═══ EXERCISE INPUT

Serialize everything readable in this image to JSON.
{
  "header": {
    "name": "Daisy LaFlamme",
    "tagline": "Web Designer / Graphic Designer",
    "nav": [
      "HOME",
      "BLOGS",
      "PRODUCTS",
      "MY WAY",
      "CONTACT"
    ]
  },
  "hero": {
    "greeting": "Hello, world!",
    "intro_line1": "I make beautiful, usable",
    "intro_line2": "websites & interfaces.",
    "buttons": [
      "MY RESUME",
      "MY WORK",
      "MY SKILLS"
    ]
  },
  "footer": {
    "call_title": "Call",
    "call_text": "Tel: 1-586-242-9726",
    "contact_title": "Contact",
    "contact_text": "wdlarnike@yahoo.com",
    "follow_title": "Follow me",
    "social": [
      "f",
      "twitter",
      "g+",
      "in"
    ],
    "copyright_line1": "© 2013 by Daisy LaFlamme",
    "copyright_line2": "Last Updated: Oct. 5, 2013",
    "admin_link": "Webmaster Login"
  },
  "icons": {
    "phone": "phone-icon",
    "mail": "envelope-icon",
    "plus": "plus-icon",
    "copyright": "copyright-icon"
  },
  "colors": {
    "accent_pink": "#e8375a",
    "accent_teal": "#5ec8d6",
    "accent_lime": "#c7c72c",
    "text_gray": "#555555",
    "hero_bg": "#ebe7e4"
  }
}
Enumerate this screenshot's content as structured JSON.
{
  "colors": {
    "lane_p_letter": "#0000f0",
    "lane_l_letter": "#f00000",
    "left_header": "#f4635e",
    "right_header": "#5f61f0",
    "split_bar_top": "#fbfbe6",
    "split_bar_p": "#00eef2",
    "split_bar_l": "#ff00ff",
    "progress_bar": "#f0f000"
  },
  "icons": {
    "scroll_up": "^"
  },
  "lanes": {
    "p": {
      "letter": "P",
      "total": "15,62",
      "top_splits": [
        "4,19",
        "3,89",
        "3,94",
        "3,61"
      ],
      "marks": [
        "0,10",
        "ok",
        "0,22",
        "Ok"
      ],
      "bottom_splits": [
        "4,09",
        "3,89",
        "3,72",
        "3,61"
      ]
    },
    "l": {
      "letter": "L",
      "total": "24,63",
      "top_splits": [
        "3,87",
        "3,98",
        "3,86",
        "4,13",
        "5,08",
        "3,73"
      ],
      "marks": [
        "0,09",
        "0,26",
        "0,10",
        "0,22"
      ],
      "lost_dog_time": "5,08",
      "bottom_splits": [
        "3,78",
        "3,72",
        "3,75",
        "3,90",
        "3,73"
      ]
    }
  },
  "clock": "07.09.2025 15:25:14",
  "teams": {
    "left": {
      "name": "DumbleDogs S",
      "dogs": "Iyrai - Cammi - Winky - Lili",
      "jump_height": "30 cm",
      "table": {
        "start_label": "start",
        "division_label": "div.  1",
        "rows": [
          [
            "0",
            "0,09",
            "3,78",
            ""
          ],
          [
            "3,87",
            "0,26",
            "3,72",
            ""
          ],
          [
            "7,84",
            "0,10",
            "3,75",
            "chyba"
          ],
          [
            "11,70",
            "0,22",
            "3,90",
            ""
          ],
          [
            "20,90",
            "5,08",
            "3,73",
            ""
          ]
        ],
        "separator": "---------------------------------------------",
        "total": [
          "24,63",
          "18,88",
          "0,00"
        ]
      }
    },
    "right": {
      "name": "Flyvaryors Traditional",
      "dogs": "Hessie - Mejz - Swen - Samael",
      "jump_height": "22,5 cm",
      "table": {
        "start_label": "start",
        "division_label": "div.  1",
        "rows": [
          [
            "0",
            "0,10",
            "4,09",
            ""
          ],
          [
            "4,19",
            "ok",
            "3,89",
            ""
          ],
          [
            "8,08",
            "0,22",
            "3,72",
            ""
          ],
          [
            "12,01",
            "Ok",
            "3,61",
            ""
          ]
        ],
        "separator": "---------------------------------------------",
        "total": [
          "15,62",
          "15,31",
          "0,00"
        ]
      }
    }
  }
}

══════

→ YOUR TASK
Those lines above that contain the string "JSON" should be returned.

→ EXERCISE SOLUTION
Serialize everything readable in this image to JSON.
Enumerate this screenshot's content as structured JSON.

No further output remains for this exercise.